A lot of mass market productions are just rubbish. Intended to impress on a Sonos mini-speaker in the kitchen, just audible over the washing machine and the cooker hood or on a low-end car audio system competing with a “sports” exhaust or on a pair of Apple in-ear thingies with passing traffic and chatting to a mate.
But many recordings are not like that. Pick what you listen to carefully, I suggest.
It may be a matter of what you are used to, and there may be frequencies/sounds being revealed that you didn’t hear or notice previously.
I have many tapes that I recorded from radio and tv either to R2R or to cassette. I have copied these from tape-to-tape in some cases. Over recent years I have found many of the original recordings of these, from the internet. The original recordings are, of course, far better than my tapes - but in some cases I prefer the older recordings. It’s how I knew them.
Just had a quick look and on a 15 worst offenders list were four albums that have either disappointed me or not blown me away as I thought they would on my Naim system; Oasis, Green Day, Audioslave and Chilli Peppers. So there could well be something in this.
David, I like to agree with you but here I fundamentally disagree. You must play what you like. A good system lets you see through poor recordings to the music beneath. If you only listen to what sounds good from a hifi perspective, your musical life will be severely undernourished. If the music comes first, which of course it should, the recording quality matters a lot less. Of course it’s great when both worlds collide but that often isn’t the case. Interestingly the better the system the more it’s forgiving of poor recordings, which is perhaps counter intuitive.
When I had a speaker demo for 2k - 4K speakers, the ones which made everything sound good were the ProAc DT8’s. Bad recording, poor master, no problem, it sounded fun. I chose PMC’s in the end, but could easily live with the 8’s.
I have to say I am the complete opposite. For me, if the recording is poor and sounds crap, I can’t listen to it.
It’s the amazing masters that give a far better insight into the music that captivates me and keeps me engaged.

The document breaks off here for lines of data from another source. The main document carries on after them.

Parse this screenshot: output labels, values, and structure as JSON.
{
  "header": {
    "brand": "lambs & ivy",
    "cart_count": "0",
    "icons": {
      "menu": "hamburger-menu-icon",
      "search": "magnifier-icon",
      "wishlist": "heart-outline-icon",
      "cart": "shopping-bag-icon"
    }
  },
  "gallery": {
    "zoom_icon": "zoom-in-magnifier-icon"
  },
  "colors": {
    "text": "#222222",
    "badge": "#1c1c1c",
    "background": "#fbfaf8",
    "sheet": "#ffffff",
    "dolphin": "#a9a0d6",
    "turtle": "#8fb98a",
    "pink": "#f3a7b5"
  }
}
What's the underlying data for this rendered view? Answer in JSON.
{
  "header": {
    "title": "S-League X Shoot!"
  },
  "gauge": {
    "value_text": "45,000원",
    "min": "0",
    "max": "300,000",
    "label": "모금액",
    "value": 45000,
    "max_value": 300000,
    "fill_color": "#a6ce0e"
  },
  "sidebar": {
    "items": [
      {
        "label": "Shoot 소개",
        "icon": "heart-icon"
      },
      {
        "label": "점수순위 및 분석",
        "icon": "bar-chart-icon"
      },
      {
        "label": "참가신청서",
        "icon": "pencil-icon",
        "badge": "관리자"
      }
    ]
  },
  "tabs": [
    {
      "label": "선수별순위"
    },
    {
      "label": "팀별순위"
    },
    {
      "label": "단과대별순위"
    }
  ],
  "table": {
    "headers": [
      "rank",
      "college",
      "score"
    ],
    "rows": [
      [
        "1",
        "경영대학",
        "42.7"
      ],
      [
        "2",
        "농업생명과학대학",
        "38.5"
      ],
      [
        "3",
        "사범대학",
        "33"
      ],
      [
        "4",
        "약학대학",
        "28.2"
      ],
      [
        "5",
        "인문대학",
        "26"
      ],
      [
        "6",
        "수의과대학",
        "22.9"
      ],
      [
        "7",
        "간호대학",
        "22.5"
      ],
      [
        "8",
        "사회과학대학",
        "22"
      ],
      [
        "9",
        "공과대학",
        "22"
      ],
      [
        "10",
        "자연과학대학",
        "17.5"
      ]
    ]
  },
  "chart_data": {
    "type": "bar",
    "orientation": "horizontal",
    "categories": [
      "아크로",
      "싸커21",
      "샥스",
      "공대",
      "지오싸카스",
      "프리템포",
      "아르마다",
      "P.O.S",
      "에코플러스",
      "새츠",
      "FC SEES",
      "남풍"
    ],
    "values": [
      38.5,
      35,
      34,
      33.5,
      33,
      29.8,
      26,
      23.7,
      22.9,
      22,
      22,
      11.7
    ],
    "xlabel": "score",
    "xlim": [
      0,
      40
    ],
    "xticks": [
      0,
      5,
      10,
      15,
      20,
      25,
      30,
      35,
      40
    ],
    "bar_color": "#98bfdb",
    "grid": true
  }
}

I never used to listen to classical or jazz but using Roon and Qobuz I have found amazingly mastered albums that genuinely makes me feel there in the room with the performance and it’s often life-like nature of instruments that has changed my musical tastes over time.
I am surprised by some of the discussion. Some people starting to move speakers although the OP wrote that it works well with some recordings, so apparently the speakers are capable of this. It’s as if it was something new that poor recordings exist.
Maybe it depends on which kind of music you are used to listen to. I suppose some genres have predominantly good recordings. But someone growing up like me with punk rock and 80ies/90ies indie has long ago accepted that some music is simply recorded poorly because there was not more money and/or not more knowledge, and sometimes also deliberate artistic choices. The OP mentions Chili Peppers and it’s simply that most of the recording work is crap and it does sound thin and fatiguing. As is so much other music from the time; we’ll never hear early Nick Cave and the Bad Seeds, Dinosaur Jr, Hüsker Dü, Black Flag, or early Sonic Youth recorded in all their glory, it’s all recorded rather poorly and no amount of speaker moving will change that. It’s best, IMHO, to treat it as part of the art, warts and all.
If a recording sounds sometimes fine and not at other times, I agree with the OP that it might need a certain volume. There is also the small matter of mood and ourselves in general not always being the same. If most of the time the good recordings sound just fine, nothing seems to be wrong with the system (but yeah there are always improvements, but new speakers won’t make the poor Chili Peppers recordings work better)
And while I regret that some cherished artists sound poor on recordings, and although I very much appreciate good SQ, of course the music has to come first. Listening to good recordings and masterings of boring music just to be impressed by the quality sound of the invested money seems just wrong